BUFFALO – Pierre Groulx remembers Craig Anderson looked a bit unorthodox in his crease. Instead going down in the butterfly like many modern goalies, he might stand up to stop a shot. The two-pad stack was part of his repertoire.
“He was more of the old school style,” said Groulx, who first served as Anderson’s goalie coach with the Florida Panthers from 2006 to 2008. “… He was one of those guys that read the play.”
Right away, Groulx learned Anderson possessed a terrific, NHL-level ability to process the action. But when the Panthers traded a sixth-round pick to the Chicago Blackhawks in 2006 in exchange for Anderson, he hadn’t made much of a mark in the big leagues.
The Panthers wanted to beef up their depth and Anderson, following his first full year in NHL, was heading back to the minors as the organization’s No. 3 goalie.
Tonight against the Ottawa Senators at KeyBank Center, Anderson, 41, could play his 709th and final NHL game. While an upper-body has sidelined him the last 10 contests, he has been working his way back and is expected to start the Sabres’ home finale.
The popular Anderson, the NHL’s oldest player, joined the Sabres last year, giving them a highly respected veteran still capable of tending some splendid goal.
The Buffalo Chapter of the Professional Hockey Writers’ Association this week nominated him for the Masterton Trophy, an award he won in 2016-17 for his dedication to hockey.
Age has relegated the American to a backup role in his 20th campaign. Still, he has won 10 games and recorded a .908 save percentage in 25 outings. On Feb. 24, he became the oldest goalie in NHL history to stop 50 shots in a game.
For much of the year, the fan base wanted Anderson, who played about once a week, to receive more starts.
Anderson, who signed a one-year contract to return, gave the Sabres a bonus season in 2022-23. His family has stayed in Florida during most of his time in Buffalo.
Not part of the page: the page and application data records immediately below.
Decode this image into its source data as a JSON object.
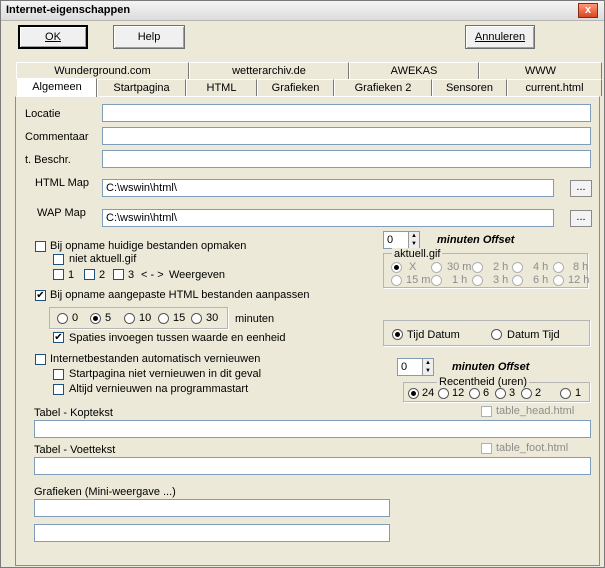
{
  "window": {
    "title": "Internet-eigenschappen",
    "close": "x"
  },
  "buttons": {
    "ok": "OK",
    "help": "Help",
    "cancel": "Annuleren"
  },
  "tabs_row1": [
    "Wunderground.com",
    "wetterarchiv.de",
    "AWEKAS",
    "WWW"
  ],
  "tabs_row2": [
    "Algemeen",
    "Startpagina",
    "HTML",
    "Grafieken",
    "Grafieken 2",
    "Sensoren",
    "current.html"
  ],
  "fields": {
    "locatie_label": "Locatie",
    "commentaar_label": "Commentaar",
    "beschr_label": "t. Beschr.",
    "html_map_label": "HTML Map",
    "html_map_value": "C:\\wswin\\html\\",
    "wap_map_label": "WAP Map",
    "wap_map_value": "C:\\wswin\\html\\",
    "dots": "..."
  },
  "checks": {
    "opname_huidige": "Bij opname huidige bestanden opmaken",
    "niet_aktuell": "niet aktuell.gif",
    "n1": "1",
    "n2": "2",
    "n3": "3",
    "arrows": "< - >",
    "weergeven": "Weergeven",
    "opname_html": "Bij opname aangepaste HTML bestanden aanpassen",
    "spaties": "Spaties invoegen tussen waarde en eenheid",
    "internetbestanden": "Internetbestanden automatisch vernieuwen",
    "startpagina": "Startpagina niet vernieuwen in dit geval",
    "altijd": "Altijd vernieuwen na programmastart",
    "table_head": "table_head.html",
    "table_foot": "table_foot.html"
  },
  "offset1": {
    "value": "0",
    "label": "minuten Offset"
  },
  "aktuell": {
    "title": "aktuell.gif",
    "row1": [
      "X",
      "30 m",
      "2 h",
      "4 h",
      "8 h"
    ],
    "row2": [
      "15 m",
      "1 h",
      "3 h",
      "6 h",
      "12 h"
    ]
  },
  "minutes": {
    "options": [
      "0",
      "5",
      "10",
      "15",
      "30"
    ],
    "selected": "5",
    "suffix": "minuten"
  },
  "tijd": {
    "opt1": "Tijd Datum",
    "opt2": "Datum Tijd",
    "selected": "Tijd Datum"
  },
  "offset2": {
    "value": "0",
    "label": "minuten Offset"
  },
  "recentheid": {
    "title": "Recentheid (uren)",
    "options": [
      "24",
      "12",
      "6",
      "3",
      "2",
      "1"
    ],
    "selected": "24"
  },
  "tabel": {
    "kop_label": "Tabel - Koptekst",
    "voet_label": "Tabel - Voettekst",
    "grafieken_label": "Grafieken (Mini-weergave ...)"
  }
}
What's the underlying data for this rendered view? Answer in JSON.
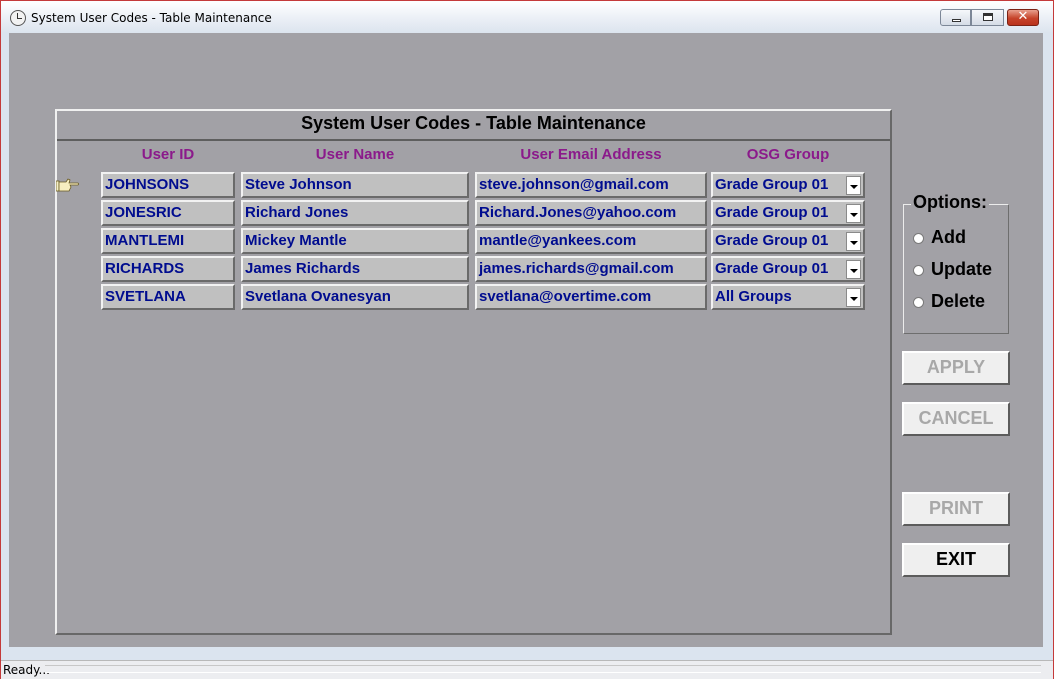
{
  "window": {
    "title": "System User Codes - Table Maintenance",
    "status_text": "Ready..."
  },
  "panel": {
    "title": "System User Codes - Table Maintenance",
    "columns": [
      "User ID",
      "User Name",
      "User Email Address",
      "OSG Group"
    ],
    "rows": [
      {
        "user_id": "JOHNSONS",
        "user_name": "Steve Johnson",
        "email": "steve.johnson@gmail.com",
        "group": "Grade Group 01"
      },
      {
        "user_id": "JONESRIC",
        "user_name": "Richard Jones",
        "email": "Richard.Jones@yahoo.com",
        "group": "Grade Group 01"
      },
      {
        "user_id": "MANTLEMI",
        "user_name": "Mickey Mantle",
        "email": "mantle@yankees.com",
        "group": "Grade Group 01"
      },
      {
        "user_id": "RICHARDS",
        "user_name": "James Richards",
        "email": "james.richards@gmail.com",
        "group": "Grade Group 01"
      },
      {
        "user_id": "SVETLANA",
        "user_name": "Svetlana Ovanesyan",
        "email": "svetlana@overtime.com",
        "group": "All Groups"
      }
    ]
  },
  "options": {
    "legend": "Options:",
    "items": [
      "Add",
      "Update",
      "Delete"
    ]
  },
  "buttons": {
    "apply": "APPLY",
    "cancel": "CANCEL",
    "print": "PRINT",
    "exit": "EXIT"
  },
  "colors": {
    "header_text": "#8b1a8b",
    "cell_text": "#000c8f",
    "panel_bg": "#a2a1a6"
  }
}
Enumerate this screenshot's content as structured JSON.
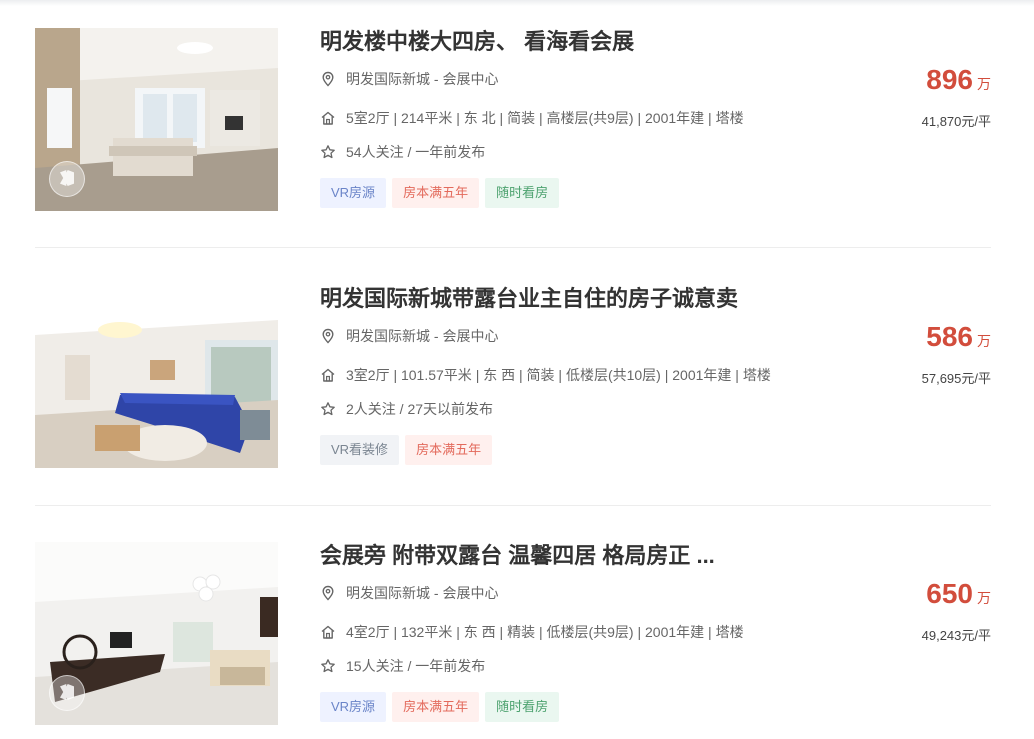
{
  "listings": [
    {
      "title": "明发楼中楼大四房、 看海看会展",
      "address": "明发国际新城 - 会展中心",
      "specs": "5室2厅 | 214平米 | 东 北 | 简装 | 高楼层(共9层) | 2001年建 | 塔楼",
      "follow": "54人关注 / 一年前发布",
      "tags": [
        "VR房源",
        "房本满五年",
        "随时看房"
      ],
      "price": "896",
      "price_unit": "万",
      "unit_price": "41,870元/平"
    },
    {
      "title": "明发国际新城带露台业主自住的房子诚意卖",
      "address": "明发国际新城 - 会展中心",
      "specs": "3室2厅 | 101.57平米 | 东 西 | 简装 | 低楼层(共10层) | 2001年建 | 塔楼",
      "follow": "2人关注 / 27天以前发布",
      "tags": [
        "VR看装修",
        "房本满五年"
      ],
      "price": "586",
      "price_unit": "万",
      "unit_price": "57,695元/平"
    },
    {
      "title": "会展旁 附带双露台 温馨四居 格局房正 ...",
      "address": "明发国际新城 - 会展中心",
      "specs": "4室2厅 | 132平米 | 东 西 | 精装 | 低楼层(共9层) | 2001年建 | 塔楼",
      "follow": "15人关注 / 一年前发布",
      "tags": [
        "VR房源",
        "房本满五年",
        "随时看房"
      ],
      "price": "650",
      "price_unit": "万",
      "unit_price": "49,243元/平"
    }
  ],
  "icons": {
    "address": "location-pin-icon",
    "specs": "house-icon",
    "follow": "star-icon",
    "photo_badge": "vr-360-icon"
  },
  "colors": {
    "price": "#d24d3c",
    "tag_vr": "#6a84c8",
    "tag_five_years": "#e36a5c",
    "tag_anytime": "#4da26f"
  }
}
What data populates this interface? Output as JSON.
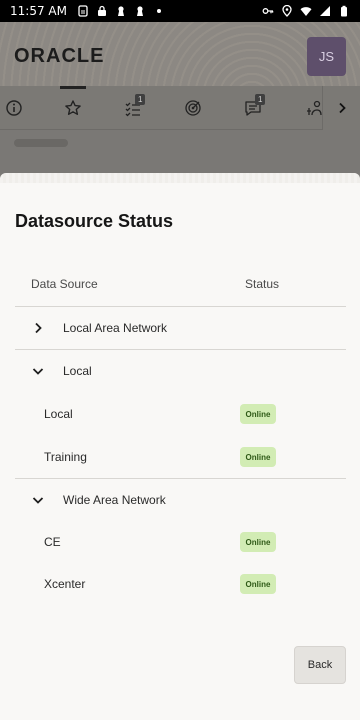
{
  "status_bar": {
    "time": "11:57 AM",
    "left_icons": [
      "sim-icon",
      "lock-icon",
      "keyhole-icon",
      "keyhole-icon",
      "dot-icon"
    ],
    "right_icons": [
      "key-icon",
      "location-icon",
      "wifi-icon",
      "signal-icon",
      "battery-icon"
    ]
  },
  "app": {
    "logo": "ORACLE",
    "avatar_initials": "JS",
    "tabs": [
      {
        "icon": "info-icon",
        "badge": ""
      },
      {
        "icon": "star-icon",
        "badge": ""
      },
      {
        "icon": "checklist-icon",
        "badge": "1"
      },
      {
        "icon": "target-icon",
        "badge": ""
      },
      {
        "icon": "chat-icon",
        "badge": "1"
      },
      {
        "icon": "people-icon",
        "badge": ""
      }
    ],
    "tab_scroll_icon": "chevron-right-icon"
  },
  "sheet": {
    "title": "Datasource Status",
    "columns": {
      "data_source": "Data Source",
      "status": "Status"
    },
    "groups": [
      {
        "name": "Local Area Network",
        "expanded": false,
        "items": []
      },
      {
        "name": "Local",
        "expanded": true,
        "items": [
          {
            "name": "Local",
            "status": "Online"
          },
          {
            "name": "Training",
            "status": "Online"
          }
        ]
      },
      {
        "name": "Wide Area Network",
        "expanded": true,
        "items": [
          {
            "name": "CE",
            "status": "Online"
          },
          {
            "name": "Xcenter",
            "status": "Online"
          }
        ]
      }
    ],
    "back_label": "Back"
  },
  "colors": {
    "online_bg": "#d2ecb4",
    "online_text": "#2f5a17",
    "avatar_bg": "#5e4f6b",
    "sheet_bg": "#f9f8f6"
  }
}
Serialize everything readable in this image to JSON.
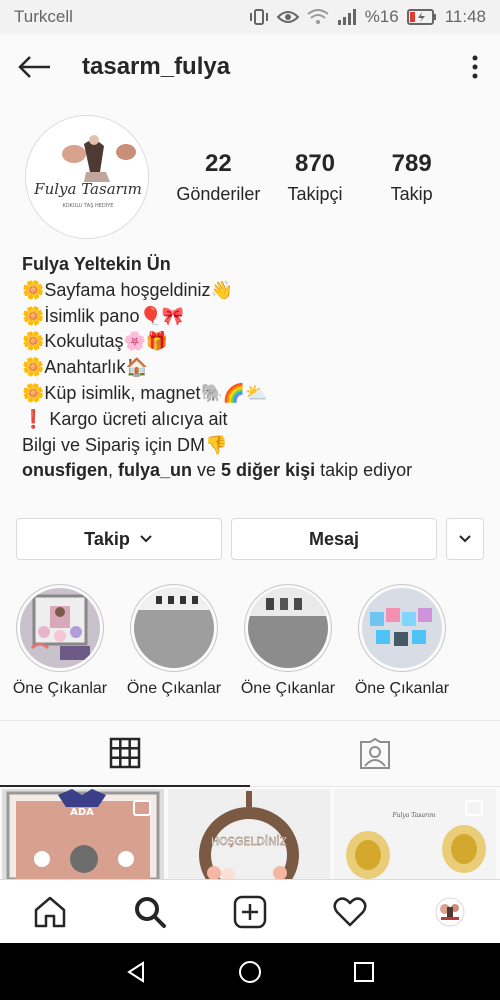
{
  "statusbar": {
    "carrier": "Turkcell",
    "battery": "%16",
    "time": "11:48"
  },
  "header": {
    "username": "tasarm_fulya",
    "back_icon": "arrow-left-icon",
    "more_icon": "vertical-dots-icon"
  },
  "profile": {
    "avatar_logo_title": "Fulya Tasarım",
    "avatar_logo_subtitle": "KOKULU TAŞ HEDİYE",
    "stats": [
      {
        "value": "22",
        "label": "Gönderiler"
      },
      {
        "value": "870",
        "label": "Takipçi"
      },
      {
        "value": "789",
        "label": "Takip"
      }
    ]
  },
  "bio": {
    "name": "Fulya Yeltekin Ün",
    "lines": [
      "🌼Sayfama hoşgeldiniz👋",
      "🌼İsimlik pano🎈🎀",
      "🌼Kokulutaş🌸🎁",
      "🌼Anahtarlık🏠",
      "🌼Küp isimlik, magnet🐘🌈⛅",
      "❗ Kargo ücreti alıcıya ait",
      "Bilgi ve Sipariş için DM👎"
    ],
    "followed_by": {
      "user1": "onusfigen",
      "sep1": ", ",
      "user2": "fulya_un",
      "and": " ve ",
      "others": "5 diğer kişi",
      "suffix": " takip ediyor"
    }
  },
  "actions": {
    "follow_label": "Takip",
    "message_label": "Mesaj"
  },
  "highlights": [
    {
      "label": "Öne Çıkanlar"
    },
    {
      "label": "Öne Çıkanlar"
    },
    {
      "label": "Öne Çıkanlar"
    },
    {
      "label": "Öne Çıkanlar"
    }
  ],
  "tabs": [
    {
      "icon": "grid-icon",
      "active": true
    },
    {
      "icon": "tagged-person-icon",
      "active": false
    }
  ],
  "grid_posts": [
    {
      "text": "ADA",
      "multi": true
    },
    {
      "text": "HOŞGELDİNİZ",
      "multi": false
    },
    {
      "text": "Fulya Tasarım",
      "multi": true
    }
  ],
  "bottom_nav": [
    "home-icon",
    "search-icon",
    "add-post-icon",
    "heart-icon",
    "profile-avatar-icon"
  ],
  "colors": {
    "text": "#262626",
    "border": "#dbdbdb",
    "background": "#fafafa"
  }
}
Rookie goalies Devon Levi, 21, and Ukko-Pekka Luukkonen, 24, appear ready to share the net. The Sabres also have Eric Comrie, 27, under contract for another year.
Anderson, whose 318 wins rank 32nd on the all-time list, might feel it’s time to retire.
In his early and mid-20s, the idea of Anderson enjoying a decorated career and playing into his 40s would’ve seemed ludicrous. In 2005-06, he pinballed around the NHL over a 15-day stretch, getting plucked off waivers three times. He went from Chicago to the Boston Bruins to the St. Louis Blues and back to Chicago.
At least he stuck in the NHL.
After Anderson joined the Panthers for his sixth pro season, he spent most of the year with Rochester Americans, the AHL affiliate they shared with the Sabres.
Later that season, however, his career suddenly took off. During some action in Florida, he stood out, and he earned the backup job behind goalie Tomas Vokoun in 2007-08.
“Every time he played, he gave the team chance to win,” Vokoun told the Times Herald.
Groulx added: “You could tell at that point he had matured and he knew what he needed to do to be successful to have a chance to play regularly in the NHL.”
Anderson has talked about how experiencing waivers three times taught him the fleeting nature of goaltending and forced him to develop a higher level of dedication on and off the ice.
By the time he joined the Panthers, Groulx said Anderson “understood the work he needed to stay at the NHL level” and “what kind of game he needed to play.”
In two seasons playing behind Vokoun, he compiled a 23-13-6 record and gaudy save percentages of .935 and .924.
“The more games that he played in Florida, he sort of figured out, ‘Hey, I can play at this level,’” Groulx said. “And I think with goaltending it’s trust and it’s work ethic and trusting your abilities. And I think, in the end, the way Craig reads the game became evident in Florida.”
That ability to read the game has contributed to Anderson’s remarkable longevity.
“He was not the most flexible guy,” Vokoun said. “But he was smart and also being able to read the play. I mean, you can be as quick as you want, but if you’re not able to recognize what’s happening, it’s going to be too late for you to move anyways. And you can see by his success at such an advanced age it’s something that never goes away.”
Anderson parlayed his work with the Panthers into a starting job with the Colorado Avalanche. In Ottawa, where he spent 10 seasons, he became a franchise legend, backstopping the Senators to Game 7 of the 2017 Eastern Conference final.
“A big part of that was … the confidence that (Senators general manager) Bryan Murray showed in him and just basically, ‘Hey, it’s your job,’” said Groulx, who began a five-year stint as Ottawa’s goalie coach in 2016. “The trust factor coming from (Murray) went a long way.”
In recent seasons, the affable Anderson has also turned into a mentor, lending advice to young goalies and becoming what Groulx called “an extension of the coaching staff.”
“I hear (Sabres coach) Donny Granato talking about how he’s helping Devon Levi,” he said. “I think he wants to help those young guys, and I think talking to him a few times since, I think he cherishes that role to help those young guys.”